In conversation with one of my more advanced teenage students, I asked him what he considered to be the benefits of learning music theory. He paused a few moments to give the question some thought, and then answered, “Music theory helps me to understand my pieces better.” He went on to provide a few examples in his repertoire. As his teacher, I must say that his reply provided me with a moment of satisfying pedagogical gratification. Although further discussion did also prompt his admission of “studying theory to pass the exam and get the comprehensive certificate,” his thoughtful comments confirmed that students can grasp the purpose behind the study of music theory if they understand its practical application.
As teachers, we want theory instruction to be more than a means to an end in the context of examinations and certificates - our goal is to create well-balanced musicians. Ones, who, long after their formal training has ended, will set a score on their music stand and be able to read, play, understand and interpret the music, deriving enjoyment and relaxation from the exercise.
The many practical applications of music theory
Music teachers understand that along with ear-training and sight-reading, theory is an essential component of musical training. Some music students, however, may regard written theory simply as extra homework, an extraneous or unnecessary add-on to instrumental practice. As music teachers, we want to break that mind-set. We need to help students grasp, in a practical way, how music theory can be a secret weapon for making the most of their practice time and essential tool for effective learning and interpretation of their repertoire.
I’ve assembled below some of the most practical reasons for studying music theory. I acknowledge that the list could be much longer, but I’ve tried to keep the average student in mind. During a lesson, if I need to digress into a discussion of some point of theory relevant to the piece at hand, I find it useful to explain why we’re doing so. I try to reinforce the theory/learning/performance connection, from the beginner level onward.

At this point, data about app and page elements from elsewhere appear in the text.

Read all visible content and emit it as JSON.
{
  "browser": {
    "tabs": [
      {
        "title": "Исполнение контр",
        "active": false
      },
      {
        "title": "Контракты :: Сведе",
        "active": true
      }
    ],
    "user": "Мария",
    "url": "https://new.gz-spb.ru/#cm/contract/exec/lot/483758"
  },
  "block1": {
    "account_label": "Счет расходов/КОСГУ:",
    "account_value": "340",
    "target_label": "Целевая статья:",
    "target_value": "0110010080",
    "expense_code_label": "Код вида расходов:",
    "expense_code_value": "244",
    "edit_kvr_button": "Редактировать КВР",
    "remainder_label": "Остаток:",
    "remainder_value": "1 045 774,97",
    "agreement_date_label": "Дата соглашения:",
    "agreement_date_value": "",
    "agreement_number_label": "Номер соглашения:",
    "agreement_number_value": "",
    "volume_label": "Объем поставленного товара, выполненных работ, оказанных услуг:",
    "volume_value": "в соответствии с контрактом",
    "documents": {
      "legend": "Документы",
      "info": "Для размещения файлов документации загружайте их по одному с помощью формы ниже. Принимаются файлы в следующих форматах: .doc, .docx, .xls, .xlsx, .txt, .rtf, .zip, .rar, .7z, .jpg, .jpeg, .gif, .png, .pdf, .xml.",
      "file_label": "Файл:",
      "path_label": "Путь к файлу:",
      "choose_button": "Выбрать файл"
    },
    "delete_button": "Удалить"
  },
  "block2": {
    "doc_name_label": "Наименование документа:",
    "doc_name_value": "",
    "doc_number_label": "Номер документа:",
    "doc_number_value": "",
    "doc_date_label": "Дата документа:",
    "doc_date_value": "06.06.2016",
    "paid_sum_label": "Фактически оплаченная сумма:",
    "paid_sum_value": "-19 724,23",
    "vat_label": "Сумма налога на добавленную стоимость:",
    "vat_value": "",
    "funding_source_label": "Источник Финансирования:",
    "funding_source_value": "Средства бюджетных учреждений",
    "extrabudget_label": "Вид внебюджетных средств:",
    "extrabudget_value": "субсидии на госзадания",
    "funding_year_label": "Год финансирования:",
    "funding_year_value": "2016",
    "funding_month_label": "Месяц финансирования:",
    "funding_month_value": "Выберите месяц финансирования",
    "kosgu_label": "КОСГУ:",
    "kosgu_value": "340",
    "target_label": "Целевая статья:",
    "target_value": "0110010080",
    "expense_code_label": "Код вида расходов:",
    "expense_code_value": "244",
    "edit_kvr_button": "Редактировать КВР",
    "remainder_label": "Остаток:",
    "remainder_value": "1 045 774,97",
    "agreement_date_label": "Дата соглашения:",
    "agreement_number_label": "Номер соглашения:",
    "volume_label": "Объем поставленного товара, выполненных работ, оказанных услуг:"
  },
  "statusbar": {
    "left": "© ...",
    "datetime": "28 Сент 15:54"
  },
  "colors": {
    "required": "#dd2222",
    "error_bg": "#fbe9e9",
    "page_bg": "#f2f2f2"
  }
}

1. Theory is the language of music
As with any language we learn, we strive to be literate; speaking, reading and writing fluently. Music theory, as expressed through notation, represents the vocabulary, syntax and sentence structure of sound and silence. Our ‘fluency’ in this musical language enables us to express ourselves accurately as we read, play and interpret the score. It also provides us with the means and freedom to compose in a way that is understandable to others, a tangible expression of musical creativity.
Once we learn a language, we can communicate with others who also speak that language. Knowledge of music theory creates a musical code or jargon which is useful at the lesson, or if playing with an ensemble, as in “Let’s take this movement from the beginning of the Development section”.
2. Theory helps us understand how music is organized
In the music of the common practice period, for example, an understanding of major and minor tonality helps us grasp why a piece may sound ‘happy’ or ‘sad’. An appreciation of how dissonance is created and resolved helps us understand why certain chord progressions satisfy the ear. In the case of 12-tone music, music theory helps us to find a pattern within what can seem to be a chaos of sound.
Music theory enables us to make sense of the architecture of music, whether considering the overall structural analysis of a work or its smaller components. We can differentiate sonata form from binary form, while understanding how the two are related. A comprehension of phrase structure clarifies the relationship between antecedent and consequent phrases and their associated cadences.
3. Understanding theory changes the way we listen to music
The theory-savvy student can listen critically to music, picking up on a modulation, a deceptive cadence or the recurrence of a subject in fugue – and identifying them as such. This aids them in connecting the interpretation of a work (particularly one from their repertoire) to the score, understanding the musical effects of various compositional devices.
4. A grasp of music theory facilitates learning pieces with speed and accuracy
A clear vision of how a work is constructed speeds up the learning process, making the most of often limited practice periods. Grasping the ‘big picture’ of a work and identifying its components, such as the divisions of sonata form or thematic repetition, helps establish an intelligent and time-effective plan for learning a new piece.
Understanding scales and chordal structure helps us to read music as note groupings rather than individual notes, improving sight-reading. Understanding notation, from basic rhythm through to irregular groupings, hemiolas and syncopation, assists us in reading music accurately the first time around. We can thus minimize practice time wasted on unlearning mistakes then relearning passages correctly.
5. Theory as a memorizing tool
Many students depend on motor memory for learning pieces by heart. If this type of memory fails, the performance can stall. Multiple memory resources are the way to go. A knowledge of music theory can bolster memorization by (1) enabling an understanding and recall of chordal hierarchy; (2) understanding and visualizing phrase and section structure (i.e. in sonata form); (3) and having a solid grasp of the overall structure of a work.
In conclusion, it is evident that the study of music theory, even at the rudimentary level, is vastly beneficial to the music student. It is an invaluable tool for facilitating accurate sight-reading, thoughtful interpretation and memorizing. The study of music theory is well worth the time allotted to it, whether as a component of the instrument lesson or as a separate course. How to thoughtfully incorporate theory into the lesson plan will be the subject of a future article.